### WHAT YOU WILL DO
Beginning with the first entry, set down each one exactly as shown.

Records from a data collection

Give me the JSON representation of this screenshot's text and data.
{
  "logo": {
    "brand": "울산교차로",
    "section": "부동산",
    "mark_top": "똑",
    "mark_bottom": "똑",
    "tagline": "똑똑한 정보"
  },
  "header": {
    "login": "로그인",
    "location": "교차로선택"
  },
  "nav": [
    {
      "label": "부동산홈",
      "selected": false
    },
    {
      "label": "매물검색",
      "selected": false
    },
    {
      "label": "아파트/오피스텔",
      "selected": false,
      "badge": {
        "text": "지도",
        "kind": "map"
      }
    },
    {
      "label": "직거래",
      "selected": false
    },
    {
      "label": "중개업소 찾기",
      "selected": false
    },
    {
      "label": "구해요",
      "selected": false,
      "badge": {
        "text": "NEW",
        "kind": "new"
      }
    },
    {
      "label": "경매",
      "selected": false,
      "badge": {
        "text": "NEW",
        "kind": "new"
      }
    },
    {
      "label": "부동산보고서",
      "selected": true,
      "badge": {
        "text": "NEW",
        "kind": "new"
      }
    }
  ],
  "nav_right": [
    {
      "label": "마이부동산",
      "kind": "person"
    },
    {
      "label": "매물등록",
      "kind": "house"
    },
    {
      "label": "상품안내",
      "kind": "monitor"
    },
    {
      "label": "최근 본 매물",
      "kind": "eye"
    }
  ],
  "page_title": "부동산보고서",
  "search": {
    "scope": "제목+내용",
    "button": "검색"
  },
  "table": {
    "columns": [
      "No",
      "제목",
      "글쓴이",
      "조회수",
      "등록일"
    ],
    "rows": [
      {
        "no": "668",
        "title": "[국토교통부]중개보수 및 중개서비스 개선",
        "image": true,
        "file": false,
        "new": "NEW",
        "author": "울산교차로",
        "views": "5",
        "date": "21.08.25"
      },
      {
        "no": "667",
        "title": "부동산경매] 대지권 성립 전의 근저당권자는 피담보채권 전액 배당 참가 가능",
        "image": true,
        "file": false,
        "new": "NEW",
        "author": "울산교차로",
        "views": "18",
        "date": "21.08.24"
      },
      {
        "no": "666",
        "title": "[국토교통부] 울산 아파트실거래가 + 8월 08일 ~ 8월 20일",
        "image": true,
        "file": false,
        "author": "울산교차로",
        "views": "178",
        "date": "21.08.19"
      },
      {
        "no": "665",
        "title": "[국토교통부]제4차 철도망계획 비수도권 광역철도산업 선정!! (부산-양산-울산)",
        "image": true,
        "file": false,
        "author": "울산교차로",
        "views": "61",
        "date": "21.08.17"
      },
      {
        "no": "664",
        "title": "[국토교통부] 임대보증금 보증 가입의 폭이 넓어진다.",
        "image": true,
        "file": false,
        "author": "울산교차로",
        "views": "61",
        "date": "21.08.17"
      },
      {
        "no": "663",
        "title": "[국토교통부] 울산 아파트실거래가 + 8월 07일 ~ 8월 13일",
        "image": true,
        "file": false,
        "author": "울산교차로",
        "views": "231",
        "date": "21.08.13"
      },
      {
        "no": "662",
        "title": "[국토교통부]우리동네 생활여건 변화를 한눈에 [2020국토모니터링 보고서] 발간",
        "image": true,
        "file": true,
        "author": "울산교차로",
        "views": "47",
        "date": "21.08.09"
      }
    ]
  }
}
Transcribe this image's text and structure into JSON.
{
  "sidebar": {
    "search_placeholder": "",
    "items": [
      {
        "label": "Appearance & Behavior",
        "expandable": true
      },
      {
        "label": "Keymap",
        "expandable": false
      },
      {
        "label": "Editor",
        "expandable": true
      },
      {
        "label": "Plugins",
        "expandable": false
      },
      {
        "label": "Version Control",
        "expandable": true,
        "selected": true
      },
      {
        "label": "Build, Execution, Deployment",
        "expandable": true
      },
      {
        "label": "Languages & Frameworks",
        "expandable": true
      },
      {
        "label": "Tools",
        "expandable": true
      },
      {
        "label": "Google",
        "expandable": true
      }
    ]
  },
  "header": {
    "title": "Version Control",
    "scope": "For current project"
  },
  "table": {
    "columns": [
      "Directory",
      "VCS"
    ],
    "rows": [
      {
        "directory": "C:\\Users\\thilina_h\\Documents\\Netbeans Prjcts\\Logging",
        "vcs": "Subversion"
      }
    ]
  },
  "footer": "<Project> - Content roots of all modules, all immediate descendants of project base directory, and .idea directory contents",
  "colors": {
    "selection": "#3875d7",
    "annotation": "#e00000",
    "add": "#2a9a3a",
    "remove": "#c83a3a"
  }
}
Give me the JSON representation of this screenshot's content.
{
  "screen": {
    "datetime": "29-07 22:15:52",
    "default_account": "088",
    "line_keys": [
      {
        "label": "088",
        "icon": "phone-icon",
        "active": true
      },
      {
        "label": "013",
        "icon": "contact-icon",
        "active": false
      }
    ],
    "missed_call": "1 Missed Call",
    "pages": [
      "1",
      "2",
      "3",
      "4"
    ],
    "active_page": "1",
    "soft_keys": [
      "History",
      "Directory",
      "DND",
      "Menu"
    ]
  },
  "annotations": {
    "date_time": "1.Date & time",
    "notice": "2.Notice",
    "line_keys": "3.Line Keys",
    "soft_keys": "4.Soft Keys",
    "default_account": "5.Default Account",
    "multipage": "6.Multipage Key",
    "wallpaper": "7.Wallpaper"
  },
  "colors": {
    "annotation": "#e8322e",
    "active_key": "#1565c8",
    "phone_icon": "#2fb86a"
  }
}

### ANSWER BOX
Give me the JSON representation of this screenshot's text and data.
{
  "logo": {
    "brand": "울산교차로",
    "section": "부동산",
    "mark_top": "똑",
    "mark_bottom": "똑",
    "tagline": "똑똑한 정보"
  },
  "header": {
    "login": "로그인",
    "location": "교차로선택"
  },
  "nav": [
    {
      "label": "부동산홈",
      "selected": false
    },
    {
      "label": "매물검색",
      "selected": false
    },
    {
      "label": "아파트/오피스텔",
      "selected": false,
      "badge": {
        "text": "지도",
        "kind": "map"
      }
    },
    {
      "label": "직거래",
      "selected": false
    },
    {
      "label": "중개업소 찾기",
      "selected": false
    },
    {
      "label": "구해요",
      "selected": false,
      "badge": {
        "text": "NEW",
        "kind": "new"
      }
    },
    {
      "label": "경매",
      "selected": false,
      "badge": {
        "text": "NEW",
        "kind": "new"
      }
    },
    {
      "label": "부동산보고서",
      "selected": true,
      "badge": {
        "text": "NEW",
        "kind": "new"
      }
    }
  ],
  "nav_right": [
    {
      "label": "마이부동산",
      "kind": "person"
    },
    {
      "label": "매물등록",
      "kind": "house"
    },
    {
      "label": "상품안내",
      "kind": "monitor"
    },
    {
      "label": "최근 본 매물",
      "kind": "eye"
    }
  ],
  "page_title": "부동산보고서",
  "search": {
    "scope": "제목+내용",
    "button": "검색"
  },
  "table": {
    "columns": [
      "No",
      "제목",
      "글쓴이",
      "조회수",
      "등록일"
    ],
    "rows": [
      {
        "no": "668",
        "title": "[국토교통부]중개보수 및 중개서비스 개선",
        "image": true,
        "file": false,
        "new": "NEW",
        "author": "울산교차로",
        "views": "5",
        "date": "21.08.25"
      },
      {
        "no": "667",
        "title": "부동산경매] 대지권 성립 전의 근저당권자는 피담보채권 전액 배당 참가 가능",
        "image": true,
        "file": false,
        "new": "NEW",
        "author": "울산교차로",
        "views": "18",
        "date": "21.08.24"
      },
      {
        "no": "666",
        "title": "[국토교통부] 울산 아파트실거래가 + 8월 08일 ~ 8월 20일",
        "image": true,
        "file": false,
        "author": "울산교차로",
        "views": "178",
        "date": "21.08.19"
      },
      {
        "no": "665",
        "title": "[국토교통부]제4차 철도망계획 비수도권 광역철도산업 선정!! (부산-양산-울산)",
        "image": true,
        "file": false,
        "author": "울산교차로",
        "views": "61",
        "date": "21.08.17"
      },
      {
        "no": "664",
        "title": "[국토교통부] 임대보증금 보증 가입의 폭이 넓어진다.",
        "image": true,
        "file": false,
        "author": "울산교차로",
        "views": "61",
        "date": "21.08.17"
      },
      {
        "no": "663",
        "title": "[국토교통부] 울산 아파트실거래가 + 8월 07일 ~ 8월 13일",
        "image": true,
        "file": false,
        "author": "울산교차로",
        "views": "231",
        "date": "21.08.13"
      },
      {
        "no": "662",
        "title": "[국토교통부]우리동네 생활여건 변화를 한눈에 [2020국토모니터링 보고서] 발간",
        "image": true,
        "file": true,
        "author": "울산교차로",
        "views": "47",
        "date": "21.08.09"
      }
    ]
  }
}
Transcribe this image's text and structure into JSON.
{
  "sidebar": {
    "search_placeholder": "",
    "items": [
      {
        "label": "Appearance & Behavior",
        "expandable": true
      },
      {
        "label": "Keymap",
        "expandable": false
      },
      {
        "label": "Editor",
        "expandable": true
      },
      {
        "label": "Plugins",
        "expandable": false
      },
      {
        "label": "Version Control",
        "expandable": true,
        "selected": true
      },
      {
        "label": "Build, Execution, Deployment",
        "expandable": true
      },
      {
        "label": "Languages & Frameworks",
        "expandable": true
      },
      {
        "label": "Tools",
        "expandable": true
      },
      {
        "label": "Google",
        "expandable": true
      }
    ]
  },
  "header": {
    "title": "Version Control",
    "scope": "For current project"
  },
  "table": {
    "columns": [
      "Directory",
      "VCS"
    ],
    "rows": [
      {
        "directory": "C:\\Users\\thilina_h\\Documents\\Netbeans Prjcts\\Logging",
        "vcs": "Subversion"
      }
    ]
  },
  "footer": "<Project> - Content roots of all modules, all immediate descendants of project base directory, and .idea directory contents",
  "colors": {
    "selection": "#3875d7",
    "annotation": "#e00000",
    "add": "#2a9a3a",
    "remove": "#c83a3a"
  }
}
Give me the JSON representation of this screenshot's content.
{
  "screen": {
    "datetime": "29-07 22:15:52",
    "default_account": "088",
    "line_keys": [
      {
        "label": "088",
        "icon": "phone-icon",
        "active": true
      },
      {
        "label": "013",
        "icon": "contact-icon",
        "active": false
      }
    ],
    "missed_call": "1 Missed Call",
    "pages": [
      "1",
      "2",
      "3",
      "4"
    ],
    "active_page": "1",
    "soft_keys": [
      "History",
      "Directory",
      "DND",
      "Menu"
    ]
  },
  "annotations": {
    "date_time": "1.Date & time",
    "notice": "2.Notice",
    "line_keys": "3.Line Keys",
    "soft_keys": "4.Soft Keys",
    "default_account": "5.Default Account",
    "multipage": "6.Multipage Key",
    "wallpaper": "7.Wallpaper"
  },
  "colors": {
    "annotation": "#e8322e",
    "active_key": "#1565c8",
    "phone_icon": "#2fb86a"
  }
}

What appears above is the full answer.